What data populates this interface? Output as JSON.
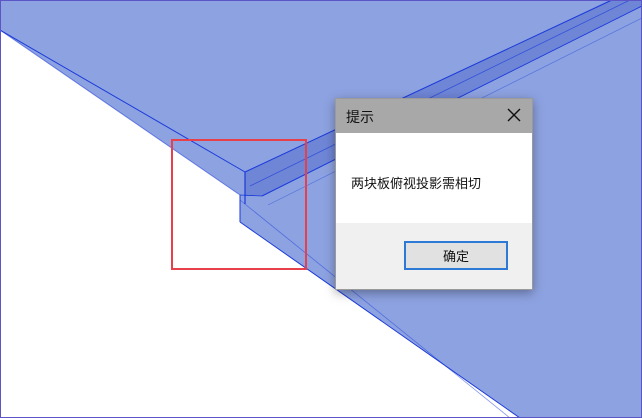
{
  "scene": {
    "plate_color": "#8da2e1",
    "edge_color": "#1a3adb",
    "selection_color": "#e8404a",
    "frame_color": "#5b55c8"
  },
  "dialog": {
    "title": "提示",
    "message": "两块板俯视投影需相切",
    "ok_label": "确定",
    "close_icon": "close-icon",
    "titlebar_color": "#a8a8a8",
    "footer_color": "#f0f0f0",
    "button_border_color": "#2d7ad6"
  }
}
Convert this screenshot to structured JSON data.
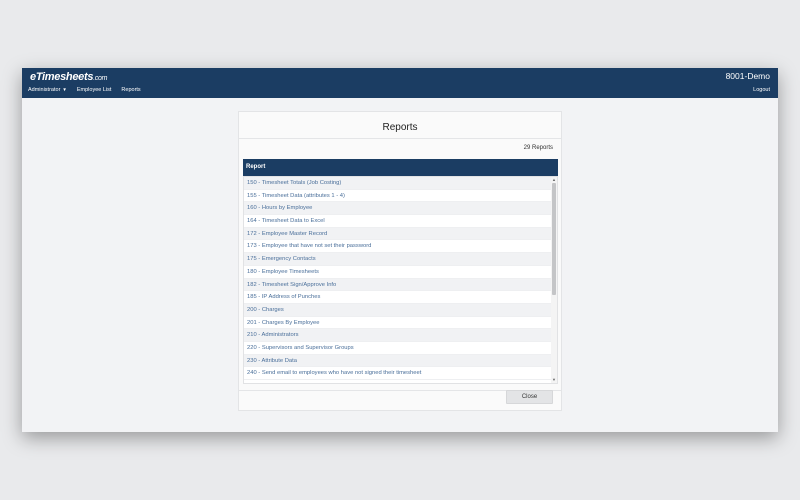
{
  "app": {
    "logo_main": "eTimesheets",
    "logo_suffix": ".com",
    "company": "8001-Demo"
  },
  "nav": {
    "administrator": "Administrator",
    "employee_list": "Employee List",
    "reports": "Reports",
    "logout": "Logout"
  },
  "modal": {
    "title": "Reports",
    "count": "29 Reports",
    "column_header": "Report",
    "close_label": "Close",
    "reports": [
      "150 - Timesheet Totals (Job Costing)",
      "155 - Timesheet Data (attributes 1 - 4)",
      "160 - Hours by Employee",
      "164 - Timesheet Data to Excel",
      "172 - Employee Master Record",
      "173 - Employee that have not set their password",
      "175 - Emergency Contacts",
      "180 - Employee Timesheets",
      "182 - Timesheet Sign/Approve Info",
      "185 - IP Address of Punches",
      "200 - Charges",
      "201 - Charges By Employee",
      "210 - Administrators",
      "220 - Supervisors and Supervisor Groups",
      "230 - Attribute Data",
      "240 - Send email to employees who have not signed their timesheet"
    ]
  },
  "colors": {
    "header_bg": "#1b3d63",
    "link": "#4a6f9a"
  }
}
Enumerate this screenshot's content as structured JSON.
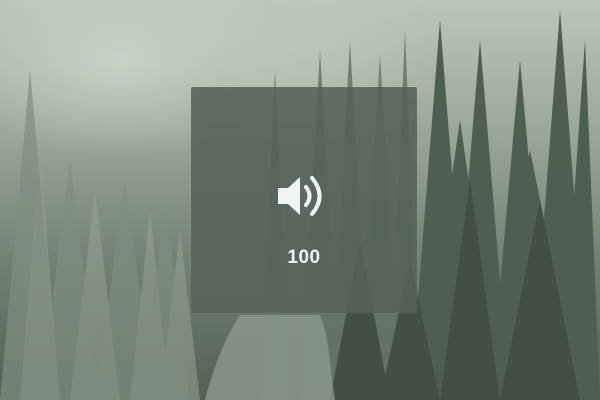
{
  "wallpaper": {
    "description_icon": "misty-forest-wallpaper"
  },
  "volume_hud": {
    "icon": "speaker-volume-icon",
    "level": 100,
    "level_label": "100",
    "text_color": "#f2f4f2",
    "panel_color": "#54625a"
  }
}
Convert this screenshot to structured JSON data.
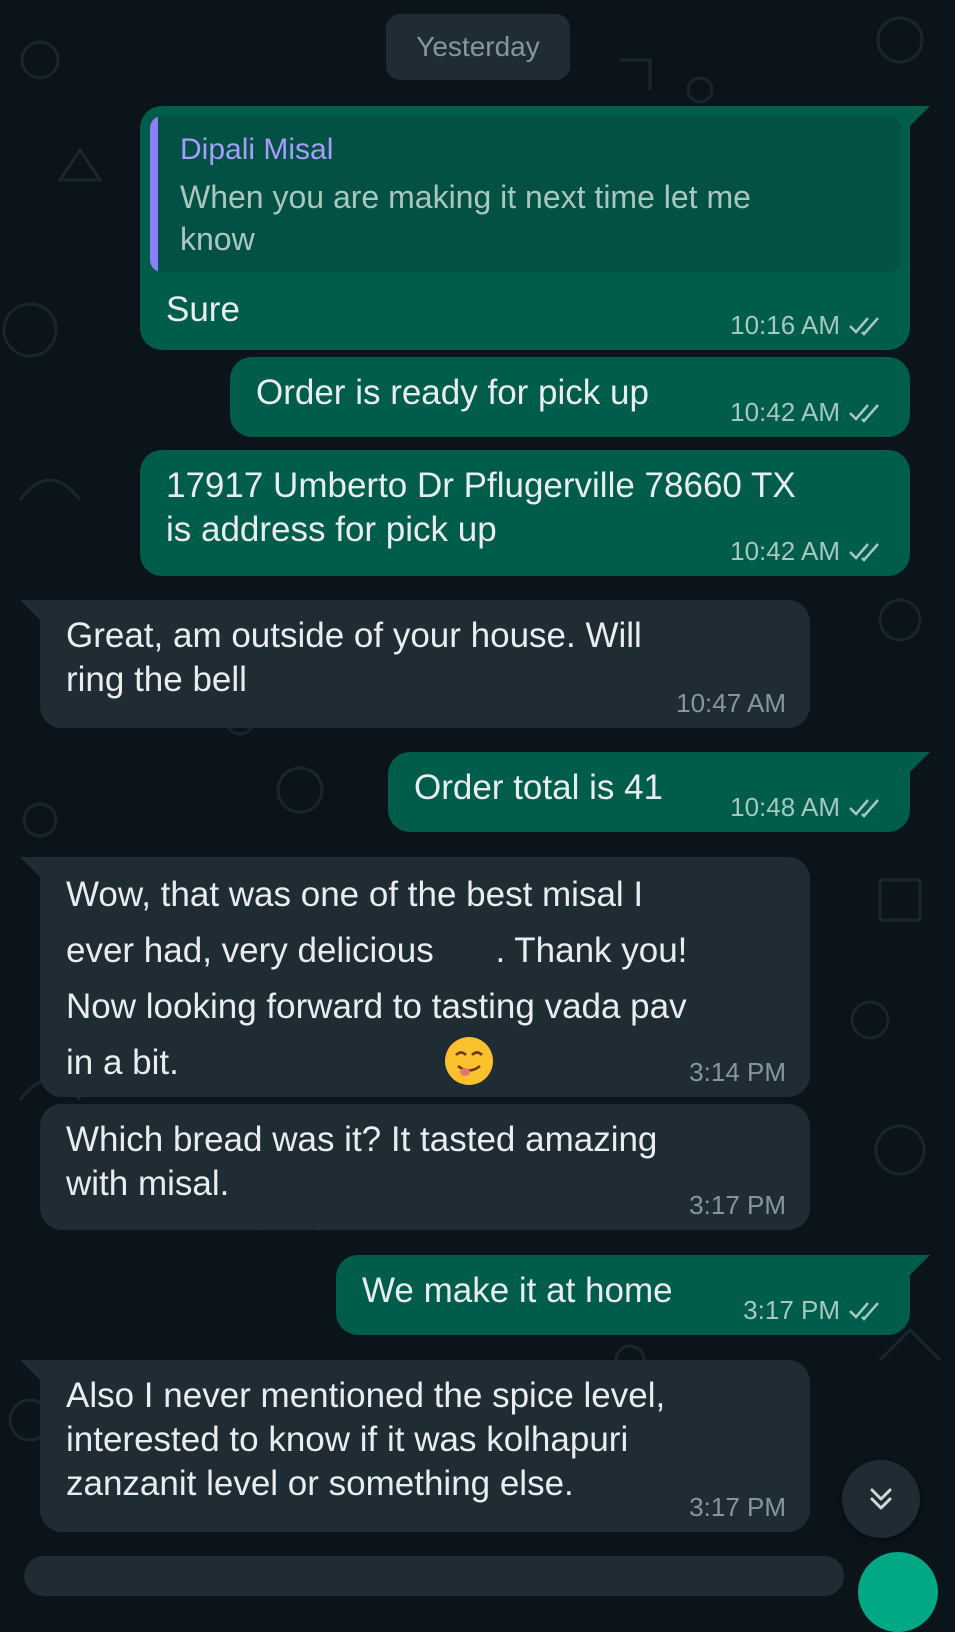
{
  "date_divider": "Yesterday",
  "messages": [
    {
      "direction": "out",
      "quote": {
        "author": "Dipali Misal",
        "text": "When you are making it next time let me\nknow"
      },
      "text": "Sure",
      "time": "10:16 AM",
      "status": "read"
    },
    {
      "direction": "out",
      "text": "Order is ready for pick up",
      "time": "10:42 AM",
      "status": "read"
    },
    {
      "direction": "out",
      "text": "17917 Umberto Dr Pflugerville 78660 TX\nis address for pick up",
      "time": "10:42 AM",
      "status": "read"
    },
    {
      "direction": "in",
      "text": "Great, am outside of your house. Will\nring the bell",
      "time": "10:47 AM"
    },
    {
      "direction": "out",
      "text": "Order total is 41",
      "time": "10:48 AM",
      "status": "read"
    },
    {
      "direction": "in",
      "text_line1": "Wow, that was one of the best misal I",
      "text_line2a": "ever had, very delicious",
      "text_line2b": ". Thank you!",
      "text_rest": "Now looking forward to tasting vada pav\nin a bit.",
      "time": "3:14 PM"
    },
    {
      "direction": "in",
      "text": "Which bread was it? It tasted amazing\nwith misal.",
      "time": "3:17 PM"
    },
    {
      "direction": "out",
      "text": "We make it at home",
      "time": "3:17 PM",
      "status": "read"
    },
    {
      "direction": "in",
      "text": "Also I never mentioned the spice level,\ninterested to know if it was kolhapuri\nzanzanit level or something else.",
      "time": "3:17 PM"
    }
  ],
  "icons": {
    "read_receipt": "double-check-icon",
    "scroll_down": "chevron-double-down-icon",
    "smile_emoji": "smiling-face-emoji",
    "yum_emoji": "face-savoring-food-emoji"
  },
  "colors": {
    "background": "#0b141a",
    "outgoing_bubble": "#005c4b",
    "incoming_bubble": "#1f2c34",
    "quote_accent": "#8b80f8",
    "read_tick": "#a6c8c0"
  }
}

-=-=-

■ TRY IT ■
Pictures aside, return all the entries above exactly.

■ OUTPUT FOR THIS EXERCISE ■
What data populates this interface? Output as JSON.
{
  "scene": {
    "plate_color": "#8da2e1",
    "edge_color": "#1a3adb",
    "selection_color": "#e8404a",
    "frame_color": "#5b55c8"
  },
  "dialog": {
    "title": "提示",
    "message": "两块板俯视投影需相切",
    "ok_label": "确定",
    "close_icon": "close-icon",
    "titlebar_color": "#a8a8a8",
    "footer_color": "#f0f0f0",
    "button_border_color": "#2d7ad6"
  }
}
Convert this screenshot to structured JSON data.
{
  "app": {
    "logo_main": "eTimesheets",
    "logo_suffix": ".com",
    "company": "8001-Demo"
  },
  "nav": {
    "administrator": "Administrator",
    "employee_list": "Employee List",
    "reports": "Reports",
    "logout": "Logout"
  },
  "modal": {
    "title": "Reports",
    "count": "29 Reports",
    "column_header": "Report",
    "close_label": "Close",
    "reports": [
      "150 - Timesheet Totals (Job Costing)",
      "155 - Timesheet Data (attributes 1 - 4)",
      "160 - Hours by Employee",
      "164 - Timesheet Data to Excel",
      "172 - Employee Master Record",
      "173 - Employee that have not set their password",
      "175 - Emergency Contacts",
      "180 - Employee Timesheets",
      "182 - Timesheet Sign/Approve Info",
      "185 - IP Address of Punches",
      "200 - Charges",
      "201 - Charges By Employee",
      "210 - Administrators",
      "220 - Supervisors and Supervisor Groups",
      "230 - Attribute Data",
      "240 - Send email to employees who have not signed their timesheet"
    ]
  },
  "colors": {
    "header_bg": "#1b3d63",
    "link": "#4a6f9a"
  }
}
Enumerate this screenshot's content as structured JSON.
{
  "wallpaper": {
    "description_icon": "misty-forest-wallpaper"
  },
  "volume_hud": {
    "icon": "speaker-volume-icon",
    "level": 100,
    "level_label": "100",
    "text_color": "#f2f4f2",
    "panel_color": "#54625a"
  }
}
Convert this screenshot to structured JSON data.
{
  "date_divider": "Yesterday",
  "messages": [
    {
      "direction": "out",
      "quote": {
        "author": "Dipali Misal",
        "text": "When you are making it next time let me\nknow"
      },
      "text": "Sure",
      "time": "10:16 AM",
      "status": "read"
    },
    {
      "direction": "out",
      "text": "Order is ready for pick up",
      "time": "10:42 AM",
      "status": "read"
    },
    {
      "direction": "out",
      "text": "17917 Umberto Dr Pflugerville 78660 TX\nis address for pick up",
      "time": "10:42 AM",
      "status": "read"
    },
    {
      "direction": "in",
      "text": "Great, am outside of your house. Will\nring the bell",
      "time": "10:47 AM"
    },
    {
      "direction": "out",
      "text": "Order total is 41",
      "time": "10:48 AM",
      "status": "read"
    },
    {
      "direction": "in",
      "text_line1": "Wow, that was one of the best misal I",
      "text_line2a": "ever had, very delicious",
      "text_line2b": ". Thank you!",
      "text_rest": "Now looking forward to tasting vada pav\nin a bit.",
      "time": "3:14 PM"
    },
    {
      "direction": "in",
      "text": "Which bread was it? It tasted amazing\nwith misal.",
      "time": "3:17 PM"
    },
    {
      "direction": "out",
      "text": "We make it at home",
      "time": "3:17 PM",
      "status": "read"
    },
    {
      "direction": "in",
      "text": "Also I never mentioned the spice level,\ninterested to know if it was kolhapuri\nzanzanit level or something else.",
      "time": "3:17 PM"
    }
  ],
  "icons": {
    "read_receipt": "double-check-icon",
    "scroll_down": "chevron-double-down-icon",
    "smile_emoji": "smiling-face-emoji",
    "yum_emoji": "face-savoring-food-emoji"
  },
  "colors": {
    "background": "#0b141a",
    "outgoing_bubble": "#005c4b",
    "incoming_bubble": "#1f2c34",
    "quote_accent": "#8b80f8",
    "read_tick": "#a6c8c0"
  }
}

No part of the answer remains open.